All of the entries are to be written out again verbatim.

Excerpted records START

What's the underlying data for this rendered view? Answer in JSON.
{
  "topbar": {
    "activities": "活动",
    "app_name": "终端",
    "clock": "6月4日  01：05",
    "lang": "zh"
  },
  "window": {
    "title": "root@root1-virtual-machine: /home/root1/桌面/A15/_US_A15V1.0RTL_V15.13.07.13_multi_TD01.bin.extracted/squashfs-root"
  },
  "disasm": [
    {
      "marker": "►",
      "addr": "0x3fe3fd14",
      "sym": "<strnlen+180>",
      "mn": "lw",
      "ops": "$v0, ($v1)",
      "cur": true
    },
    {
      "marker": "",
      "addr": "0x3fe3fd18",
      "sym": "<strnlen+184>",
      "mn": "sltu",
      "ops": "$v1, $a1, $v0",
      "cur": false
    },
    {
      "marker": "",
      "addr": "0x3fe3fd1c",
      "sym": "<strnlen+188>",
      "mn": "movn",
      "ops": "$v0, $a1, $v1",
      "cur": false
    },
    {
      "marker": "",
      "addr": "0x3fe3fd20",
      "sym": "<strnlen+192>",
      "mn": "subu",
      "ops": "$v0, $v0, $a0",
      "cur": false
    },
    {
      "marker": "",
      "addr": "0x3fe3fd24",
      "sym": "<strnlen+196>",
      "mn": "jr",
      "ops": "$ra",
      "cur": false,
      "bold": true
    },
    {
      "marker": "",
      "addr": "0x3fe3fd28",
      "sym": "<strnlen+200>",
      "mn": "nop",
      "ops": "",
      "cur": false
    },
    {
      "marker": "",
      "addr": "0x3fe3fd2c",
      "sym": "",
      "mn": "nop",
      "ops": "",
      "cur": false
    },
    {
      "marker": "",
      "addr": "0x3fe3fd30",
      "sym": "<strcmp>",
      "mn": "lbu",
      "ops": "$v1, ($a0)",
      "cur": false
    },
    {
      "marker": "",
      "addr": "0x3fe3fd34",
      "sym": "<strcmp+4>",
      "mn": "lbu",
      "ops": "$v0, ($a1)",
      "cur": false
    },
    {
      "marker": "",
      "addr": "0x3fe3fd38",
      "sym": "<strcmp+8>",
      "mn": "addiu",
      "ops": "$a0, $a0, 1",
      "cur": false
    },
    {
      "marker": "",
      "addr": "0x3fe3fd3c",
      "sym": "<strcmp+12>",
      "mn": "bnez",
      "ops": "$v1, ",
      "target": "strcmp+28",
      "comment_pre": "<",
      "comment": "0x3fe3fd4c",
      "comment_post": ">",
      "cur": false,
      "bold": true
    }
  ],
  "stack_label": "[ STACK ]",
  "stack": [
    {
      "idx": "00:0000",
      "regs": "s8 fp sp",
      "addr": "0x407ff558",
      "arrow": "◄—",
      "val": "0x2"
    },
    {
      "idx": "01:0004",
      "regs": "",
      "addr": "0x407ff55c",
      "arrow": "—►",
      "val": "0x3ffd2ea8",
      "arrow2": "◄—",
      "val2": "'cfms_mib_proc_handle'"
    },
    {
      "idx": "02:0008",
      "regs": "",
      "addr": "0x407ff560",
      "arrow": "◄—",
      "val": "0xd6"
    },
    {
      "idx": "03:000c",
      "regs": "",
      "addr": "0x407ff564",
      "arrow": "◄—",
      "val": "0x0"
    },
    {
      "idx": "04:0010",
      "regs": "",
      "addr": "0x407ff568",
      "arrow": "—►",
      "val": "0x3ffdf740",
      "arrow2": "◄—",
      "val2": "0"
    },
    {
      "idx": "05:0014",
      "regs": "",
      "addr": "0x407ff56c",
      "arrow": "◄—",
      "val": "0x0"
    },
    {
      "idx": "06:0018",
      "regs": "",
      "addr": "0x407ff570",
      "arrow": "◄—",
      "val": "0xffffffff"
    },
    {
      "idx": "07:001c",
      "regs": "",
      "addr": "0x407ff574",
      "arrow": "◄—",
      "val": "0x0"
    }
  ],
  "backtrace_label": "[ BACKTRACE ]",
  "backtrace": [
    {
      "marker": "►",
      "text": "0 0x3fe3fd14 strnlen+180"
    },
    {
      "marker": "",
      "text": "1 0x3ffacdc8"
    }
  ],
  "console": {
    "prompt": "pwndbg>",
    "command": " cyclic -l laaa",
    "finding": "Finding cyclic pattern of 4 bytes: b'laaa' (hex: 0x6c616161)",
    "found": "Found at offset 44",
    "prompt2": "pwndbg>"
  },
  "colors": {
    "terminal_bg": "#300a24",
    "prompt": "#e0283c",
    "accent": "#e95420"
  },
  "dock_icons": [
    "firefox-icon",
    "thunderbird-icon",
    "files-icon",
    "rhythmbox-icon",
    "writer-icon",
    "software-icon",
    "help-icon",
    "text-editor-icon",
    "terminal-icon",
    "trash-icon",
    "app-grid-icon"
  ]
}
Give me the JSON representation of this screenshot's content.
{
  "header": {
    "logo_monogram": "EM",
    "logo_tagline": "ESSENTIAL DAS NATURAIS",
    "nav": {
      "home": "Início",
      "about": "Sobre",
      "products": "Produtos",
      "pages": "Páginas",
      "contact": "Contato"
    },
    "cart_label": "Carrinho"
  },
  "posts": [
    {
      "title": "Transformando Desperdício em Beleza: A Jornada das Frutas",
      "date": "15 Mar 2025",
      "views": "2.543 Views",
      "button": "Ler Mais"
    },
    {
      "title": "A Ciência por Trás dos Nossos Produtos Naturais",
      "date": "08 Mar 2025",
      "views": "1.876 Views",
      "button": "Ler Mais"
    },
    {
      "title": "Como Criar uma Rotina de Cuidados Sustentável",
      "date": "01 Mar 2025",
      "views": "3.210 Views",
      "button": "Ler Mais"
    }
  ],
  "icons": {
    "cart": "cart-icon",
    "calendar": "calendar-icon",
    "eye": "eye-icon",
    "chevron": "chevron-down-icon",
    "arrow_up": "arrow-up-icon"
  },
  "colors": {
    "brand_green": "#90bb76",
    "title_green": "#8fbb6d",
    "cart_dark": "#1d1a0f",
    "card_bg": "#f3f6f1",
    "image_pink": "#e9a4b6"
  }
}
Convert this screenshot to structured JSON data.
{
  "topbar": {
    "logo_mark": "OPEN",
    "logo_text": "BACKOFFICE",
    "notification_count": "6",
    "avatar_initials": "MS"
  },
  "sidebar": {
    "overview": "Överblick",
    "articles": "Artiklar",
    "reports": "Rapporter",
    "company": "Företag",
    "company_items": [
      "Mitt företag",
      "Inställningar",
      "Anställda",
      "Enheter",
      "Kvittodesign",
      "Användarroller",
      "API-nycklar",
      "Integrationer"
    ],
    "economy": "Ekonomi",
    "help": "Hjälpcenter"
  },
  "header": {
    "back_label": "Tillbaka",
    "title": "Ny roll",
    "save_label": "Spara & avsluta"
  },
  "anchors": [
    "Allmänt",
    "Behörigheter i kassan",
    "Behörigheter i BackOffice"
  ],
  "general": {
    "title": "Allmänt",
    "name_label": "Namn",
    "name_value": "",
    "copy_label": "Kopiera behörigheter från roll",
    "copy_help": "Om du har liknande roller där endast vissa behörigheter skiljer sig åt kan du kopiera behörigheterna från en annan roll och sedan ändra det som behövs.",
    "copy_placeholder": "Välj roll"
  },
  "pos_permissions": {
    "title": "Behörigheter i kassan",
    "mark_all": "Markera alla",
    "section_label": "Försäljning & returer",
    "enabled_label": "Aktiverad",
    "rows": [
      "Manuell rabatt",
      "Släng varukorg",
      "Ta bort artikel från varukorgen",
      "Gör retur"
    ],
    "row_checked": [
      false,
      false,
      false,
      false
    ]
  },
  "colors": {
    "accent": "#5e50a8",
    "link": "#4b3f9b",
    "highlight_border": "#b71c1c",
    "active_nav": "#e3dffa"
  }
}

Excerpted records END

▶ Result of this exercise:
What's the underlying data for this rendered view? Answer in JSON.
{
  "topbar": {
    "activities": "活动",
    "app_name": "终端",
    "clock": "6月4日  01：05",
    "lang": "zh"
  },
  "window": {
    "title": "root@root1-virtual-machine: /home/root1/桌面/A15/_US_A15V1.0RTL_V15.13.07.13_multi_TD01.bin.extracted/squashfs-root"
  },
  "disasm": [
    {
      "marker": "►",
      "addr": "0x3fe3fd14",
      "sym": "<strnlen+180>",
      "mn": "lw",
      "ops": "$v0, ($v1)",
      "cur": true
    },
    {
      "marker": "",
      "addr": "0x3fe3fd18",
      "sym": "<strnlen+184>",
      "mn": "sltu",
      "ops": "$v1, $a1, $v0",
      "cur": false
    },
    {
      "marker": "",
      "addr": "0x3fe3fd1c",
      "sym": "<strnlen+188>",
      "mn": "movn",
      "ops": "$v0, $a1, $v1",
      "cur": false
    },
    {
      "marker": "",
      "addr": "0x3fe3fd20",
      "sym": "<strnlen+192>",
      "mn": "subu",
      "ops": "$v0, $v0, $a0",
      "cur": false
    },
    {
      "marker": "",
      "addr": "0x3fe3fd24",
      "sym": "<strnlen+196>",
      "mn": "jr",
      "ops": "$ra",
      "cur": false,
      "bold": true
    },
    {
      "marker": "",
      "addr": "0x3fe3fd28",
      "sym": "<strnlen+200>",
      "mn": "nop",
      "ops": "",
      "cur": false
    },
    {
      "marker": "",
      "addr": "0x3fe3fd2c",
      "sym": "",
      "mn": "nop",
      "ops": "",
      "cur": false
    },
    {
      "marker": "",
      "addr": "0x3fe3fd30",
      "sym": "<strcmp>",
      "mn": "lbu",
      "ops": "$v1, ($a0)",
      "cur": false
    },
    {
      "marker": "",
      "addr": "0x3fe3fd34",
      "sym": "<strcmp+4>",
      "mn": "lbu",
      "ops": "$v0, ($a1)",
      "cur": false
    },
    {
      "marker": "",
      "addr": "0x3fe3fd38",
      "sym": "<strcmp+8>",
      "mn": "addiu",
      "ops": "$a0, $a0, 1",
      "cur": false
    },
    {
      "marker": "",
      "addr": "0x3fe3fd3c",
      "sym": "<strcmp+12>",
      "mn": "bnez",
      "ops": "$v1, ",
      "target": "strcmp+28",
      "comment_pre": "<",
      "comment": "0x3fe3fd4c",
      "comment_post": ">",
      "cur": false,
      "bold": true
    }
  ],
  "stack_label": "[ STACK ]",
  "stack": [
    {
      "idx": "00:0000",
      "regs": "s8 fp sp",
      "addr": "0x407ff558",
      "arrow": "◄—",
      "val": "0x2"
    },
    {
      "idx": "01:0004",
      "regs": "",
      "addr": "0x407ff55c",
      "arrow": "—►",
      "val": "0x3ffd2ea8",
      "arrow2": "◄—",
      "val2": "'cfms_mib_proc_handle'"
    },
    {
      "idx": "02:0008",
      "regs": "",
      "addr": "0x407ff560",
      "arrow": "◄—",
      "val": "0xd6"
    },
    {
      "idx": "03:000c",
      "regs": "",
      "addr": "0x407ff564",
      "arrow": "◄—",
      "val": "0x0"
    },
    {
      "idx": "04:0010",
      "regs": "",
      "addr": "0x407ff568",
      "arrow": "—►",
      "val": "0x3ffdf740",
      "arrow2": "◄—",
      "val2": "0"
    },
    {
      "idx": "05:0014",
      "regs": "",
      "addr": "0x407ff56c",
      "arrow": "◄—",
      "val": "0x0"
    },
    {
      "idx": "06:0018",
      "regs": "",
      "addr": "0x407ff570",
      "arrow": "◄—",
      "val": "0xffffffff"
    },
    {
      "idx": "07:001c",
      "regs": "",
      "addr": "0x407ff574",
      "arrow": "◄—",
      "val": "0x0"
    }
  ],
  "backtrace_label": "[ BACKTRACE ]",
  "backtrace": [
    {
      "marker": "►",
      "text": "0 0x3fe3fd14 strnlen+180"
    },
    {
      "marker": "",
      "text": "1 0x3ffacdc8"
    }
  ],
  "console": {
    "prompt": "pwndbg>",
    "command": " cyclic -l laaa",
    "finding": "Finding cyclic pattern of 4 bytes: b'laaa' (hex: 0x6c616161)",
    "found": "Found at offset 44",
    "prompt2": "pwndbg>"
  },
  "colors": {
    "terminal_bg": "#300a24",
    "prompt": "#e0283c",
    "accent": "#e95420"
  },
  "dock_icons": [
    "firefox-icon",
    "thunderbird-icon",
    "files-icon",
    "rhythmbox-icon",
    "writer-icon",
    "software-icon",
    "help-icon",
    "text-editor-icon",
    "terminal-icon",
    "trash-icon",
    "app-grid-icon"
  ]
}
Give me the JSON representation of this screenshot's content.
{
  "header": {
    "logo_monogram": "EM",
    "logo_tagline": "ESSENTIAL DAS NATURAIS",
    "nav": {
      "home": "Início",
      "about": "Sobre",
      "products": "Produtos",
      "pages": "Páginas",
      "contact": "Contato"
    },
    "cart_label": "Carrinho"
  },
  "posts": [
    {
      "title": "Transformando Desperdício em Beleza: A Jornada das Frutas",
      "date": "15 Mar 2025",
      "views": "2.543 Views",
      "button": "Ler Mais"
    },
    {
      "title": "A Ciência por Trás dos Nossos Produtos Naturais",
      "date": "08 Mar 2025",
      "views": "1.876 Views",
      "button": "Ler Mais"
    },
    {
      "title": "Como Criar uma Rotina de Cuidados Sustentável",
      "date": "01 Mar 2025",
      "views": "3.210 Views",
      "button": "Ler Mais"
    }
  ],
  "icons": {
    "cart": "cart-icon",
    "calendar": "calendar-icon",
    "eye": "eye-icon",
    "chevron": "chevron-down-icon",
    "arrow_up": "arrow-up-icon"
  },
  "colors": {
    "brand_green": "#90bb76",
    "title_green": "#8fbb6d",
    "cart_dark": "#1d1a0f",
    "card_bg": "#f3f6f1",
    "image_pink": "#e9a4b6"
  }
}
Convert this screenshot to structured JSON data.
{
  "topbar": {
    "logo_mark": "OPEN",
    "logo_text": "BACKOFFICE",
    "notification_count": "6",
    "avatar_initials": "MS"
  },
  "sidebar": {
    "overview": "Överblick",
    "articles": "Artiklar",
    "reports": "Rapporter",
    "company": "Företag",
    "company_items": [
      "Mitt företag",
      "Inställningar",
      "Anställda",
      "Enheter",
      "Kvittodesign",
      "Användarroller",
      "API-nycklar",
      "Integrationer"
    ],
    "economy": "Ekonomi",
    "help": "Hjälpcenter"
  },
  "header": {
    "back_label": "Tillbaka",
    "title": "Ny roll",
    "save_label": "Spara & avsluta"
  },
  "anchors": [
    "Allmänt",
    "Behörigheter i kassan",
    "Behörigheter i BackOffice"
  ],
  "general": {
    "title": "Allmänt",
    "name_label": "Namn",
    "name_value": "",
    "copy_label": "Kopiera behörigheter från roll",
    "copy_help": "Om du har liknande roller där endast vissa behörigheter skiljer sig åt kan du kopiera behörigheterna från en annan roll och sedan ändra det som behövs.",
    "copy_placeholder": "Välj roll"
  },
  "pos_permissions": {
    "title": "Behörigheter i kassan",
    "mark_all": "Markera alla",
    "section_label": "Försäljning & returer",
    "enabled_label": "Aktiverad",
    "rows": [
      "Manuell rabatt",
      "Släng varukorg",
      "Ta bort artikel från varukorgen",
      "Gör retur"
    ],
    "row_checked": [
      false,
      false,
      false,
      false
    ]
  },
  "colors": {
    "accent": "#5e50a8",
    "link": "#4b3f9b",
    "highlight_border": "#b71c1c",
    "active_nav": "#e3dffa"
  }
}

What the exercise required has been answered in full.